This morning, I forgave Garrison Keillor for his transgressions real or imagined. I sent him my words of forgiveness through the contact form on his website.
You may or may not know Garrison Keillor or anything about him. I know him as a magical writer who has brought smiles to the masses with his wonderful musings such as Lake Wobegone Days and his longtime PBS radio hour A Prairie Home Companion. Last winter, when allegations surfaced against Mr. Keillor for “inappropriate behavior with an individual who worked with him,” Minnesota Public Radio terminated his contract amid the ever-increasing surge of allegations against public figures. This type of inappropriate behavior is regrettable and inexcusable.
Even so, I was compelled to send Mr. Keillor a note of forgiveness regardless of whether the allegations were real or imagined. In forgiving Mr. Keillor, I do not condone ‘inappropriate behavior,’ real or imagined, and in forgiving Mr. Keillor, I forgive countless others whose real or imagined inappropriate behavior has brought pain to others and has called them to bear the Ancient Mariner’s albatross. That would include Bill Clinton and Ted Kennedy whose morality I do not favor but whose actions – real or imagined – I will forgive.
Poetry sparked my compulsion to forgive Mr. Keillor and my ensuing desire to forgive others whose alleged actions invoked American outrage for a few passing weeks before the typical American returned his focus to her ever-present material wants that do not include social justice and moral equality on a routine and regular basis, but only when it is politically advantageous. Yes, ‘twas poetry that turned my eye toward forgiveness…

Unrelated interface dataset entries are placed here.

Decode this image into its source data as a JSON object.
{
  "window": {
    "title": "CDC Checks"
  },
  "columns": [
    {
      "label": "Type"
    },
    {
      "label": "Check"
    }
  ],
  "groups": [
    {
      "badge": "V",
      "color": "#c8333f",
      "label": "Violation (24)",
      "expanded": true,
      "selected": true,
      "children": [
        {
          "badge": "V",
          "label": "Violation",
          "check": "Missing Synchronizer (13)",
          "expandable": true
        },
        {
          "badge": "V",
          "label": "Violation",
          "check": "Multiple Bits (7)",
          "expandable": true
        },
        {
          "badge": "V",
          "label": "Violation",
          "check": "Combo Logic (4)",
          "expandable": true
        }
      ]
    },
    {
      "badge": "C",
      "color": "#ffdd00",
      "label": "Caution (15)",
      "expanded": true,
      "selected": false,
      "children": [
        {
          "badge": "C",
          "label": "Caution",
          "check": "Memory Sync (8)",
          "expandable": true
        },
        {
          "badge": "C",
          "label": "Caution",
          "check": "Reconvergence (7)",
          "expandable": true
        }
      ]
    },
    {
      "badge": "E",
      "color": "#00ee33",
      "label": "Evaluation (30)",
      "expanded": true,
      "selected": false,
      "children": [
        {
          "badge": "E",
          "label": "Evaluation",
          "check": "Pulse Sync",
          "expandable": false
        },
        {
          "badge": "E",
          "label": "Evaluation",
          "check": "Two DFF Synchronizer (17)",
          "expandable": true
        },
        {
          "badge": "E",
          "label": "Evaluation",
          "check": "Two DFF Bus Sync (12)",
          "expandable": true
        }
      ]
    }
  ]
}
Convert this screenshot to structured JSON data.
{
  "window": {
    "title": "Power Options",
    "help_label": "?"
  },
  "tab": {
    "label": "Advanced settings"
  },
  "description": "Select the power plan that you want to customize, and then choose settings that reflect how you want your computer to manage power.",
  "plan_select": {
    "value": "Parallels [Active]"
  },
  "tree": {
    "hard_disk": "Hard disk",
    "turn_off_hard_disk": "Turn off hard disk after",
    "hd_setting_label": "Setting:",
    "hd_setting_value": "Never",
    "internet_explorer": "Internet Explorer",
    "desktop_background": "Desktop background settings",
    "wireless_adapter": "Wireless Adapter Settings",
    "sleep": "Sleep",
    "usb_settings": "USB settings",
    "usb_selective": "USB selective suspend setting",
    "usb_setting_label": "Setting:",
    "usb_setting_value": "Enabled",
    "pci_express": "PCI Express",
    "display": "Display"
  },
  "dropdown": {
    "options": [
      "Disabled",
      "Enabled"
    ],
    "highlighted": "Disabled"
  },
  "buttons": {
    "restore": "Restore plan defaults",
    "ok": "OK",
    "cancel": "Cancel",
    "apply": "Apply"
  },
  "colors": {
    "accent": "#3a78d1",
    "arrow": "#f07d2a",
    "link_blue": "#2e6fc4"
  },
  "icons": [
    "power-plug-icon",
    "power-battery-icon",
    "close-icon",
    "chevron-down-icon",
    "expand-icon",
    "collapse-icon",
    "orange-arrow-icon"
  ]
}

Several years ago, I read The Rag and Bone Shop of the Heart, A Poetry Anthology – originally subtitled “Poems for Men” when first published in 1992 before political correctness influenced HarperCollins Publishers to reconsider the title – edited by Robert Bly, James Hillman, and Michael Meade. I was so taken by the volume of poems that I purchased copies for my three sons and my son-in-law. Last week, I suggested to my Lifetime Pal, Pete that reading a poem every day can promote ‘balance and rhythm’ in a person’s life. I decided to gift Pete a copy of The Rag and Bone Shop of the Heart.
A Poem a Day
After I made the purchase but before I gave the book to Pete, I glanced at my bookcase and my eyes were drawn to Garrison Keillor’s Good Poems, American Places. Mr. Keillor’s collection of poems is another worthy assemblage of words that belong in the ‘shop of the heart.’ Together, both volumes- The Rag and Bone Shop of the Heart and Good Poems, American Places – sit on my desk. I am re-reading both, one poem at a time, one poem from each, every morning.
I know the act promotes balance and rhythm in my day, but more importantly – in its odd and unconventional way – seeing Mr. Keillor’s book on my desk with his name in bold, white letters has influenced me to consider a genuine act of forgiveness that I openly extend to everyone who needs it, to everyone who at one time in my life, I may have considered unforgivable and upon whom I have passed my own, inappropriate judgement.
I forgave Mr. Keillor this morning. As I was compelled to forgive him, so now, I am compelled to thank him. Indeed, God works in strange ways.